Multinationals and giant corporations usually have in-house HR managers that are experts in change and organizational management. But when it comes to implementing change in smaller companies, they are often in need of help to guide their employees through the change process.
4 common change management pitfalls to avoid for small businesses and what are the best practices that can be followed to avoid falling for them are following:
1. Waiting too long to communicate
Many managers prefer to keep the news of significant changes away from their employees. They do this under the belief that they are protecting their workers from undue stress or preventing the workplace from disruptions. However, long delays in communication of important information can lead to spreading of rumors. This can cause distortions in the communicating process and it often leads employees to assume the most negative picture with regards to newer decisions.
The best practice would be to bring your employees into the loop as soon as the change management goals are set. Share all the relevant information with the employees and encourage them to ask questions and communicate their opinions.

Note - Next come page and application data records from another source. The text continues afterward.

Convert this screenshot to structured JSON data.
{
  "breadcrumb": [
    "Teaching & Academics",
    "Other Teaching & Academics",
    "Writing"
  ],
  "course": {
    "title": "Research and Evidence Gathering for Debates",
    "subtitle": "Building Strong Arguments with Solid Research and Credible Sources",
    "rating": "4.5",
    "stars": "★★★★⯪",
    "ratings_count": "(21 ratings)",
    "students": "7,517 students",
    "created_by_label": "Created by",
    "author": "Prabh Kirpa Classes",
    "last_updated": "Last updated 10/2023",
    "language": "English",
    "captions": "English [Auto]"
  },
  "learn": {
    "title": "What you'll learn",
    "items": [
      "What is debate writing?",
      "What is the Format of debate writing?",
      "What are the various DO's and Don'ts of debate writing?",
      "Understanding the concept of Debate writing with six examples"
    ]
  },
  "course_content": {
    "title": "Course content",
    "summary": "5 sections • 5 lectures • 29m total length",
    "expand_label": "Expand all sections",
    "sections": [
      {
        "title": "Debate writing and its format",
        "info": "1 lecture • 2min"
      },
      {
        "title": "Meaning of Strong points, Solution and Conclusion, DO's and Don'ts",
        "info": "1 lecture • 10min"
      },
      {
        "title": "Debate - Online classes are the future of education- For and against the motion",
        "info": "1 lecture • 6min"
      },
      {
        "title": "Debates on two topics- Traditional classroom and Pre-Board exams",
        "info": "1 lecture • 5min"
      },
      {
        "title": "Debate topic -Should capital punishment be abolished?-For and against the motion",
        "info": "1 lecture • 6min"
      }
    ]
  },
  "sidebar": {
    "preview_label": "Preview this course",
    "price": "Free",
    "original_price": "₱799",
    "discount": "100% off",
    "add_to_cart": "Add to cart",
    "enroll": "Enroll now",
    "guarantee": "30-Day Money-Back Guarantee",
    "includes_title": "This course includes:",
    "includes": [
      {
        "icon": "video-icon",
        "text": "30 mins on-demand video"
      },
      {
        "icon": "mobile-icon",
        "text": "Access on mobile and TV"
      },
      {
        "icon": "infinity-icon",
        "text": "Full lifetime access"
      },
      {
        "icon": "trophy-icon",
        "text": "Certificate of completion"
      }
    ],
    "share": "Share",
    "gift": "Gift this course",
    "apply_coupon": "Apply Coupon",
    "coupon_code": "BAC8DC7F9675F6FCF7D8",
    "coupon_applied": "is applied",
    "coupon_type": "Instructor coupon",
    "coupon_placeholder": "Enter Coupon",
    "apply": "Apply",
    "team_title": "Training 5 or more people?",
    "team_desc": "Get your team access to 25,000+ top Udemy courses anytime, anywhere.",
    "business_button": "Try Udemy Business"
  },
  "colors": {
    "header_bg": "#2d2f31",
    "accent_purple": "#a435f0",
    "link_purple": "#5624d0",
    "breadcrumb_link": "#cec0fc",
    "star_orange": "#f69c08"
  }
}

2. Overwhelming staff with information
As noted in the previous point, sharing information with employees is an important aspect of good leadership as well as the change management process. However, you still need to be selective about which details you share. Furthermore, giving too many updates to your workers will most likely lead them to stop paying attention to the messages.
You should give importance to sharing the most pertinent information that would involve the most bottom-line basics. This could include considerations like when the change is taking place, what are the reasons behind it, and how will it impact the company and their jobs.
3. Failing to focus on the benefits
Even changes that have a largely positive impact on organizations are likely to cause unrest among the employees. So if you don’t focus on the benefits to the company and to individual departments and their workers, your transition phase might not be very smooth. You might also have to face hurdles in the post-implementation phase, as employees might be resistant to accept changes.
Whenever your business is entering into a rapid growth phase that could lead to higher profitability, or is attempting to implement innovative technology that could increase productivity, always be clear about the positive impact it will have on the staff. Doing so will generate excitement and build acceptance for the change.
5. Letting communication slide post-implementation
Even once you have successfully implemented the change; it does not mean that you can relax. It takes time and effort for the employees to get used to the new status quo. And sometime troubles can prop up even after implementation has been made.
Once the change is in place, increase your communication with the affected employees. Make sure that they have the right support in terms of training and tools to succeed in their evolved positions.